The Protect Dreamers Higher Education Coalition, led by the American Council on Education (ACE), sought to end the political and legal limbo for America’s Dreamers. With a Supreme Court decision expected in weeks, the coalition needed to galvanize its members and networks in opposition to the Trump Administration’s attempt to end the Deferred Action for Childhood Arrivals (DACA).
Social Driver launched a digital hub for Remember the Dreamers campaign in a matter of weeks. We developed a compelling visual identity that helped to make a complex policy issue more accessible. An easy-to-navigate microsite, which integrated with VoterVoice and integrated social media sharing features, made it simple for users to contact Congress and post to social media. An animated explainer video demystified DACA while highlighting Dreamers’ contributions to society and why they deserve to remain in the U.S. These digital assets were designed to educate the coalitions’ members and supporters and empower them to serve as advocates leading up to the Supreme Court ruling.
The Remember the Dreamers campaign hub successfully educated and activated key stakeholders. The microsite was delivered on an expedited timeline and ahead of the ruling, which allowed the coalition flexibility in mobilizing its members. Upon the Supreme Court’s ruling that invalidated the Trump Administration’s actions to end DACA, the Remember the Dreamers campaign website and video were widely shared to inform the public and advocate for further action in Congress.
Wanting to appeal to both the higher education audience, including students, we created a straightforward and bold brand style. Chunky typographic treatments, as well as vibrant action-oriented colors, work together to highlight important ideas, calls to action, and statistics.
For the video script and website, it was important to communicate a complex policy message in a way that even those unfamiliar with the policy nuances could understand. We also had to convey the urgency of the issue to inspire people to take action.

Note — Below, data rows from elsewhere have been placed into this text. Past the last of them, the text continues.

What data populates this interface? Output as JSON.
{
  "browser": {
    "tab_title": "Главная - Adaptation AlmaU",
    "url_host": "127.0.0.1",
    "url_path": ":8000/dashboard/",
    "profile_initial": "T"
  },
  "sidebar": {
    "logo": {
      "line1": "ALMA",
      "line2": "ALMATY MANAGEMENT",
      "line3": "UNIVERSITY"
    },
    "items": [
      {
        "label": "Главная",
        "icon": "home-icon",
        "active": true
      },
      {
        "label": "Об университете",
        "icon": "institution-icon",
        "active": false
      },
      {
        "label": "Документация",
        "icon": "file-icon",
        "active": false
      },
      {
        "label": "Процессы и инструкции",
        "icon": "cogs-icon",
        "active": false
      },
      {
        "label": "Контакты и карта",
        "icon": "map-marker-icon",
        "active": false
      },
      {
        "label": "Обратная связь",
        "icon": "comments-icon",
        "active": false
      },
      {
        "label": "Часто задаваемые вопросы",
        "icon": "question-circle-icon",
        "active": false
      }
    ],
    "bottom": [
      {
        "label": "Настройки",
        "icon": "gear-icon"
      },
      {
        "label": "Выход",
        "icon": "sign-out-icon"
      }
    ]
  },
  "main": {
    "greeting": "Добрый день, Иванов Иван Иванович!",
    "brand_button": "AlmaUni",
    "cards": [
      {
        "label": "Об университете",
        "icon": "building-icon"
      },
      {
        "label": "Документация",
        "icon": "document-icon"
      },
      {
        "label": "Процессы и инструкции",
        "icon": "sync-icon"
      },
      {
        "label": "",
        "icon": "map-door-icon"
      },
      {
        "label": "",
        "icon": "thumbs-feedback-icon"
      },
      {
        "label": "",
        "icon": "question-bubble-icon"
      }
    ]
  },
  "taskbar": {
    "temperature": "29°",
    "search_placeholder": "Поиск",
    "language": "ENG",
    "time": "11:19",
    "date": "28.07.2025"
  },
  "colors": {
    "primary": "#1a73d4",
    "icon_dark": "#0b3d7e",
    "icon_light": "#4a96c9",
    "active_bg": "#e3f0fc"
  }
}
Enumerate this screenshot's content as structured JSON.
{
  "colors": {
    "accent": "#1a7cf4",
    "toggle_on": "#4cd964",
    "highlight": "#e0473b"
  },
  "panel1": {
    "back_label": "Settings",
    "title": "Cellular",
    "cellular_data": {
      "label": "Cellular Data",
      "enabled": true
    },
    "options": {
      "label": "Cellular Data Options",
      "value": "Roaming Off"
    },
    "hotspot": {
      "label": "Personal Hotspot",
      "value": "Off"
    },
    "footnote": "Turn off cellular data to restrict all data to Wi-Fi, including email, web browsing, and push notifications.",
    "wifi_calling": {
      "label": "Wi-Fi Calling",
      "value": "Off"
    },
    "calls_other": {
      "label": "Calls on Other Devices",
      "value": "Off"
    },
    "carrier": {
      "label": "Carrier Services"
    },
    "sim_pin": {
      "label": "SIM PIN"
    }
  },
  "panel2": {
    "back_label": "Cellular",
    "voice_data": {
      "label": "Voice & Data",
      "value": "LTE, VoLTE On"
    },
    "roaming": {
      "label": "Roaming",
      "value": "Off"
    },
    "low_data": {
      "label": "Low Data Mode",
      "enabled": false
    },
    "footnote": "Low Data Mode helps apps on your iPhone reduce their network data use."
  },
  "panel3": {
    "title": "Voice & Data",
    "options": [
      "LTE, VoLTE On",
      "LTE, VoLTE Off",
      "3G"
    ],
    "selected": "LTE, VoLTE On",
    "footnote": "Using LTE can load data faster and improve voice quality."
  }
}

We made the issue more relatable by creating a “Faces of Dreamers” section of the website that allows people to tell their own stories and explain what DACA has meant to their lives.